    Well-written article! I’ve also been interested in this infatuation with cultural appropriation; I don’t know if it’s a very new idea, though. I often think of an Eminem lyric from 2002: “To do black music so selfishly / and use it to get myself wealthy.” I imagine this discourse has gone on much longer than you or I. In any case, American culture today seems to reject and discount the influence of black culture on white culture, especially. I hesitate to claim, however, that opponents of such appropriation genuinely believe that this practice “harms or restricts the human race.” Cultural appropriation may be felt as a violation of a sensitive or painful perspective; it may represent a rejection of authenticity and transparent vulnerability. I, for one, believe that authenticity in art is nonessential; however, some artists work is highly personal, even in its culture, and thus, they may be hurt when outsiders brazenly intrude otherwise safe spaces.

    • Johnny Whichard

      I think you just perfectly laid out why this will always be a touchy subject with people….I don’t think the perceived “insensitive” or the perceived “too sensitive” could ever make each other entirely happy.

      • Kathryn Dennee

        It does seem to be a polarizing discussion, but here’s to hoping we can collectively find the “middle way.”

  • vrepo

    I generally agree with what you say and am also bothered when people always refer to that “cultural appropriation” but there is something that I think you forgot to take into consideration. What is often a problem when elements from another culture are used is that they are approached very superficially. Thus, the problem is not that you steal something but that the quality of this thing is degraded. I am all for cultural exchanges but in a lot of cases today that means reducing Italy to pasta, France to the Eiffel tower and Russia to vodka. That phenomenon is often accompanied by a weakening of the “appropriators” ‘ own culture and leads to a global cultural pauperization.

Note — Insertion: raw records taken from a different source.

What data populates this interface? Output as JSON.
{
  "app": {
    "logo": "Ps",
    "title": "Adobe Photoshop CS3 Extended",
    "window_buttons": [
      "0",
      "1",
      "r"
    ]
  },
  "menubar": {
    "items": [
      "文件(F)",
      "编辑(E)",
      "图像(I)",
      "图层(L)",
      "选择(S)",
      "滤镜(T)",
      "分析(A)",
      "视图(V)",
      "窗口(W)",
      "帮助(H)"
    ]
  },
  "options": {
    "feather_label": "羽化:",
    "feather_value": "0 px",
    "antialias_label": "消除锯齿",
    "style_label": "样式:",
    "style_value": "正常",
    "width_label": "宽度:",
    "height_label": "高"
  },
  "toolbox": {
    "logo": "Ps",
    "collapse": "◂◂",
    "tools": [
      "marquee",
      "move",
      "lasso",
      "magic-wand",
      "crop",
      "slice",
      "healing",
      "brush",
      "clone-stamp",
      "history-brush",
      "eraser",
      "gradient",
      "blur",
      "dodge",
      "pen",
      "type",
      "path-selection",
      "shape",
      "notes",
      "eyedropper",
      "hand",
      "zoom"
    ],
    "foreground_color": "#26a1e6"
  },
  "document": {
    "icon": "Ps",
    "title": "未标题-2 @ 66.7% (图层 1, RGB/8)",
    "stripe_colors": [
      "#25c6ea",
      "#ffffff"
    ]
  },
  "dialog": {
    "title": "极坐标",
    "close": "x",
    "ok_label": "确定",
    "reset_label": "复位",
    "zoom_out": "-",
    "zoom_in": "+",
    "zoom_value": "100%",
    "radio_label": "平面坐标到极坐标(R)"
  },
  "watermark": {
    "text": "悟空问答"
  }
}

  • João Pedro Santos

    You really don’t understand the meaning of “cultural appropriation”, right?

    • Mr. Pockets

      Where is the author’s description off?